### SUPPLIED DATA
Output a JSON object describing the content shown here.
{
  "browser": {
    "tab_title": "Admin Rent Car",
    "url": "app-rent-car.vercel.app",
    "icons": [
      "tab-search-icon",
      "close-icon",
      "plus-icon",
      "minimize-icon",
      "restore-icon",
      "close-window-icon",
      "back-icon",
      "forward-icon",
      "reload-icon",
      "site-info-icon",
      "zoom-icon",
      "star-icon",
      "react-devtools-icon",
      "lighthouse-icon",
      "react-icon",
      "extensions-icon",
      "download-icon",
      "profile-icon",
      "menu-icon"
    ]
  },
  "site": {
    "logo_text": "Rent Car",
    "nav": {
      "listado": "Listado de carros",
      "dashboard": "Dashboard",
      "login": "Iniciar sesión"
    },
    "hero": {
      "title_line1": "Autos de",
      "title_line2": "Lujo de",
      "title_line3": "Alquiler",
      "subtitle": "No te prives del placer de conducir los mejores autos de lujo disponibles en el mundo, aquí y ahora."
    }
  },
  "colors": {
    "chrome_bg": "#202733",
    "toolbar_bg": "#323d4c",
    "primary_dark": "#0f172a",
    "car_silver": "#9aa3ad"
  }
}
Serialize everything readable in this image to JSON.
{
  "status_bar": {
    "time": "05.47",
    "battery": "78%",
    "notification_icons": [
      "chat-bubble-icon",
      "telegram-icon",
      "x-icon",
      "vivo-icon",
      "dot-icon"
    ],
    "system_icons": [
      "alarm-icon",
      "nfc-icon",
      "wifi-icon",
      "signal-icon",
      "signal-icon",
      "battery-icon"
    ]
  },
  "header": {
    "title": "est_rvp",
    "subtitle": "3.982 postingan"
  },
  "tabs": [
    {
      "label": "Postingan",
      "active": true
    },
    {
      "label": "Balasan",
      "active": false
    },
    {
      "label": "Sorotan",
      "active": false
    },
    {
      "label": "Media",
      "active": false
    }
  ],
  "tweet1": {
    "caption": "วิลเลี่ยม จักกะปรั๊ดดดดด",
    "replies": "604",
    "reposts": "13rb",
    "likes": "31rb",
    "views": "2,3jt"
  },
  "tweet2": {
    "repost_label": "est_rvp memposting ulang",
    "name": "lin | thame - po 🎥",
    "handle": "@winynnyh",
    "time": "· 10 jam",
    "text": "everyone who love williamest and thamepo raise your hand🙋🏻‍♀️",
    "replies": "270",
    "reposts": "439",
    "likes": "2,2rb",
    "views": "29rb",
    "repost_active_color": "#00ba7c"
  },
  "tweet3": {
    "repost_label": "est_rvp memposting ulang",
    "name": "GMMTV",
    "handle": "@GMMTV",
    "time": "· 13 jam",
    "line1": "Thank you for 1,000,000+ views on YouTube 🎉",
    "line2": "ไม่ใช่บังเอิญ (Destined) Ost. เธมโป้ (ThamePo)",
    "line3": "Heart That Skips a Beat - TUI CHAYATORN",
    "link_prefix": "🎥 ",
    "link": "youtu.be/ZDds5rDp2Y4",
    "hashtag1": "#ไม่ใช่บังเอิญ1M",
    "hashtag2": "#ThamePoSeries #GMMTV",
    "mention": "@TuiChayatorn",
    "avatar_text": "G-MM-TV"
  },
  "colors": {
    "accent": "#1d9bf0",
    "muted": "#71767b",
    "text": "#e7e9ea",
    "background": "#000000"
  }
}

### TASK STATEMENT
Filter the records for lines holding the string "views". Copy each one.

### RESPONSE BELOW
    "views": "2,3jt"
    "views": "29rb",
    "line1": "Thank you for 1,000,000+ views on YouTube 🎉",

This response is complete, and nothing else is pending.